Page and application data records:
━━━━━━
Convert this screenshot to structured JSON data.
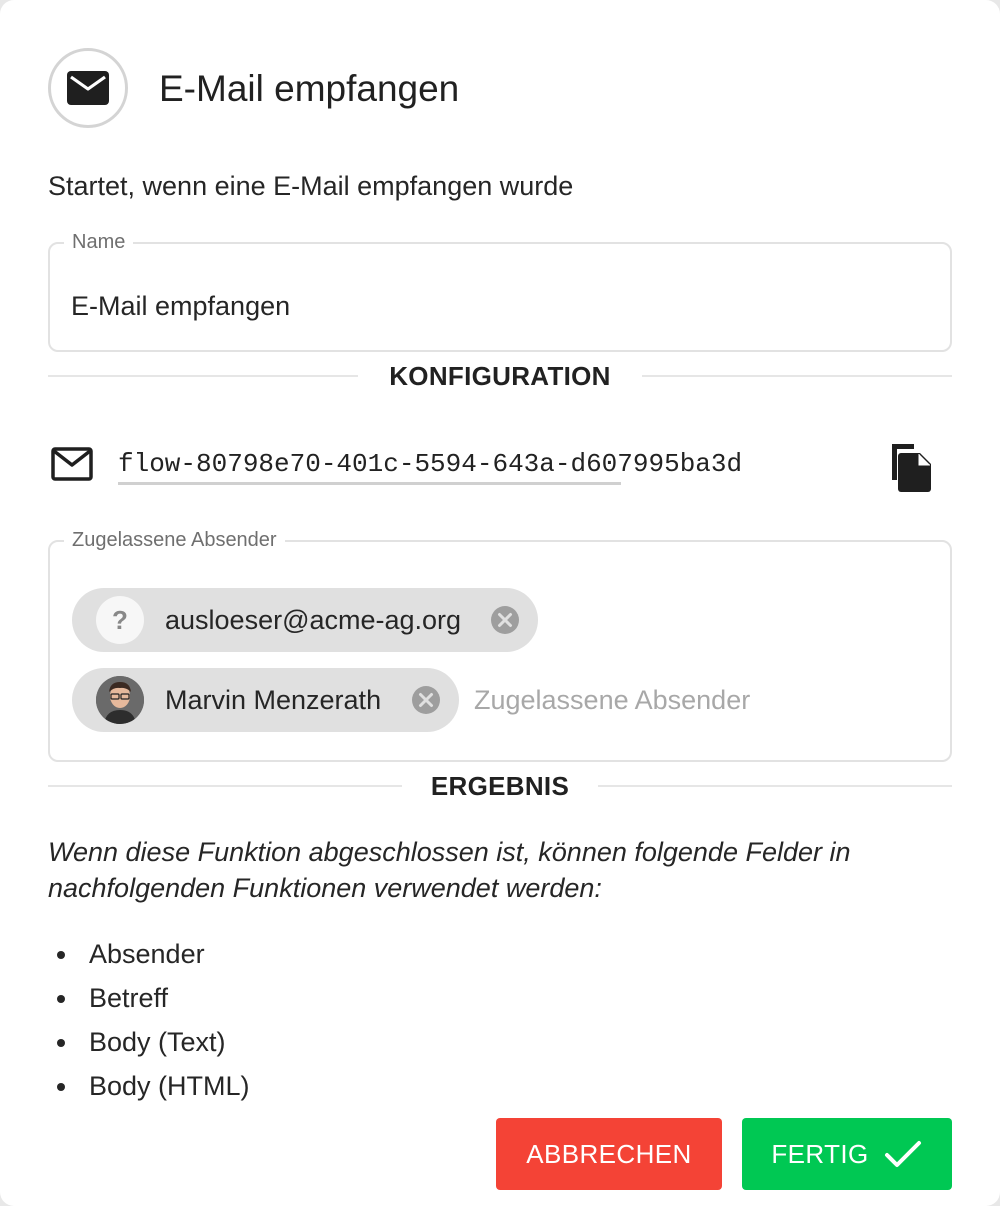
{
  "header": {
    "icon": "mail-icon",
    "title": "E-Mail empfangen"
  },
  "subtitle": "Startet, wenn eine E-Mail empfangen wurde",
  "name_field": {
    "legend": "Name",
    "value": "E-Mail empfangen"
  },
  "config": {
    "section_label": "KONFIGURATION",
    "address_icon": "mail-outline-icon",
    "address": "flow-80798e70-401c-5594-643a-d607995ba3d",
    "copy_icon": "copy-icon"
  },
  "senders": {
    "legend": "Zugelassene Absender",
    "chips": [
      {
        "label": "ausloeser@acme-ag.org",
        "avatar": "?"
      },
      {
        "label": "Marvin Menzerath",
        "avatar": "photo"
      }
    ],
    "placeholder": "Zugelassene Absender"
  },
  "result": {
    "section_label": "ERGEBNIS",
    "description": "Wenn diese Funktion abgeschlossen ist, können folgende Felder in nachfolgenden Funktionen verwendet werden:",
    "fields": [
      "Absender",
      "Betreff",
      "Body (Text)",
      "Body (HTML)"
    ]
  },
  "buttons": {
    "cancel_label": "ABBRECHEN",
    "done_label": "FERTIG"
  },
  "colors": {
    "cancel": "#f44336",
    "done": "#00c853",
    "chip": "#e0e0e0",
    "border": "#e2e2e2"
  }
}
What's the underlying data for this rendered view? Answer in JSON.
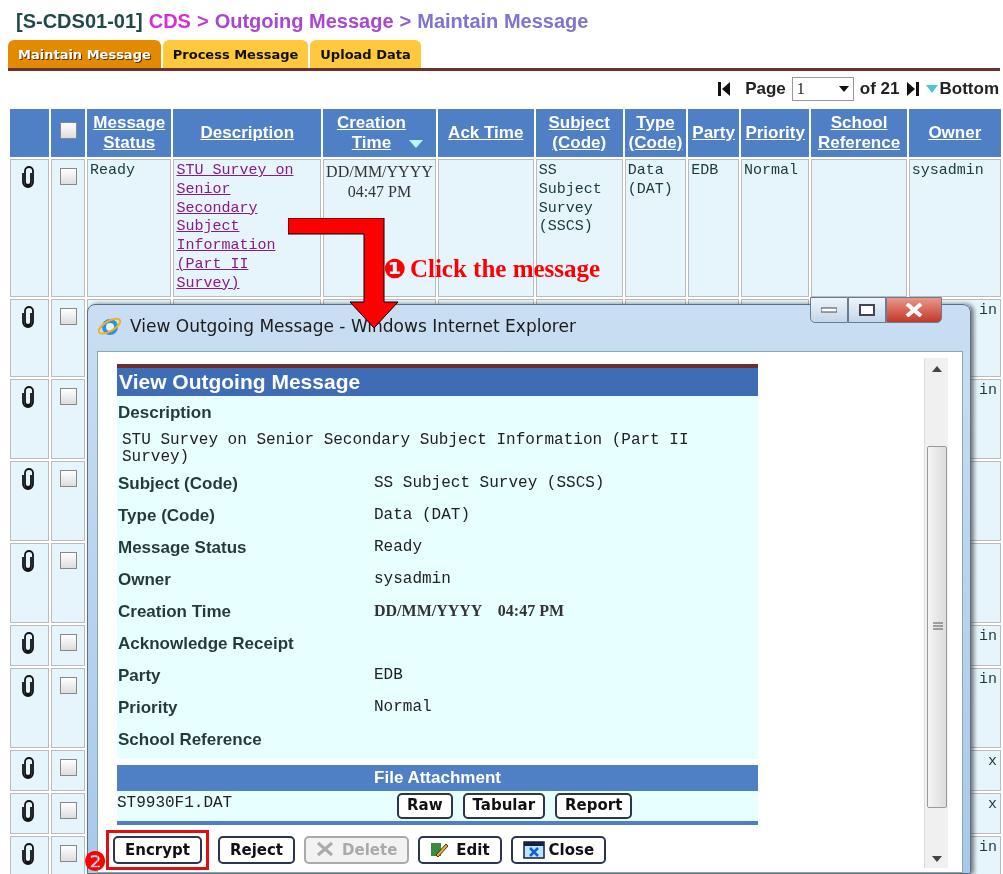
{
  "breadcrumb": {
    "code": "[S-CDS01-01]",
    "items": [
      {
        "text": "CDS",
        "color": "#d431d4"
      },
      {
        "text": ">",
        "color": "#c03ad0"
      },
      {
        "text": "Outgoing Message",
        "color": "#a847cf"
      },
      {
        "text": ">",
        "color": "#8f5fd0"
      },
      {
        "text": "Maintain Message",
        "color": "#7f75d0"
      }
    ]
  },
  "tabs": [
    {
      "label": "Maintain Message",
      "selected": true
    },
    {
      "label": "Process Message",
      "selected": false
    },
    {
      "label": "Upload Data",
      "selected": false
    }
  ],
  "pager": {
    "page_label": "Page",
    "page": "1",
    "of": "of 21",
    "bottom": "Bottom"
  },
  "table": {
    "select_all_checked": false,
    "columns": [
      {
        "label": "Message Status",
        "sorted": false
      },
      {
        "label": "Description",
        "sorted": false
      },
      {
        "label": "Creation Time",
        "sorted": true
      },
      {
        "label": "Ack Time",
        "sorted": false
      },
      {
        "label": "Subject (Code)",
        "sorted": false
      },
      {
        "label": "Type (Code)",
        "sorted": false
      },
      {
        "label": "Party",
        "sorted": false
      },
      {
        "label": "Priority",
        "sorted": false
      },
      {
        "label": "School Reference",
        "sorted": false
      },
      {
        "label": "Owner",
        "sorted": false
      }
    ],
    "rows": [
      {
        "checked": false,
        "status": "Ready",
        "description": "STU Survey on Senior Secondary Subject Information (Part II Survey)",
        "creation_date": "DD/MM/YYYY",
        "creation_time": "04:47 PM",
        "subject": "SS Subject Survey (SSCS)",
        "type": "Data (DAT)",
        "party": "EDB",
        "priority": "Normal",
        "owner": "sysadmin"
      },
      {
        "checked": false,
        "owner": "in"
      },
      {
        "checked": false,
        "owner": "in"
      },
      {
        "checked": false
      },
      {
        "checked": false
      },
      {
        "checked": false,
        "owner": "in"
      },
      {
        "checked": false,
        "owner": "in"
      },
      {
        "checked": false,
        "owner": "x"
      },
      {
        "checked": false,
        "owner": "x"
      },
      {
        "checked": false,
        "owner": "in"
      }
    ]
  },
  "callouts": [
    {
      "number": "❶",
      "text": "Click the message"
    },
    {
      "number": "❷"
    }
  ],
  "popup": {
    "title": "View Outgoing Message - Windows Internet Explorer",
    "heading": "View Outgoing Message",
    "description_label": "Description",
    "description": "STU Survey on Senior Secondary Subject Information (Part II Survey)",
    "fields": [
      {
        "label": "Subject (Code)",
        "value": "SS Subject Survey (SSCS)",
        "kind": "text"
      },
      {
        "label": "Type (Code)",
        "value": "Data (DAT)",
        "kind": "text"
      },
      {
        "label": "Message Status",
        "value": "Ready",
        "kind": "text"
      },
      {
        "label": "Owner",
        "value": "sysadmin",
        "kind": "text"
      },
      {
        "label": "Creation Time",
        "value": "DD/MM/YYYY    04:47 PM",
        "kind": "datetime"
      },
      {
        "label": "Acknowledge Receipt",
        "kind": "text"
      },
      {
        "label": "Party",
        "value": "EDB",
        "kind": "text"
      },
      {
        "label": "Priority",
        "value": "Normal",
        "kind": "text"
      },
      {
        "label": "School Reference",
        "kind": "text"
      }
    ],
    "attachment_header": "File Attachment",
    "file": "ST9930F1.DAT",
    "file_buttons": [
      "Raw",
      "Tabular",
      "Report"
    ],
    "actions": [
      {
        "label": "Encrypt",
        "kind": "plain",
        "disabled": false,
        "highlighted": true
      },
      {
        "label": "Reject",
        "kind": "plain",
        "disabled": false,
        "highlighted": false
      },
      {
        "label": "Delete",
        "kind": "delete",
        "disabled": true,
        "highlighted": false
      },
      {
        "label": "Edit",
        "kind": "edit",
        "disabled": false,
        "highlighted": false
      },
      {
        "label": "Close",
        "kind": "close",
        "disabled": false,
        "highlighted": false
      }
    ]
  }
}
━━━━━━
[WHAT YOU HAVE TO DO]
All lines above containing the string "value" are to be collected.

[PROBLEM SOLUTION]
    "value": "E-Mail empfangen"
        "value": "SS Subject Survey (SSCS)",
        "value": "Data (DAT)",
        "value": "Ready",
        "value": "sysadmin",
        "value": "DD/MM/YYYY    04:47 PM",
        "value": "EDB",
        "value": "Normal",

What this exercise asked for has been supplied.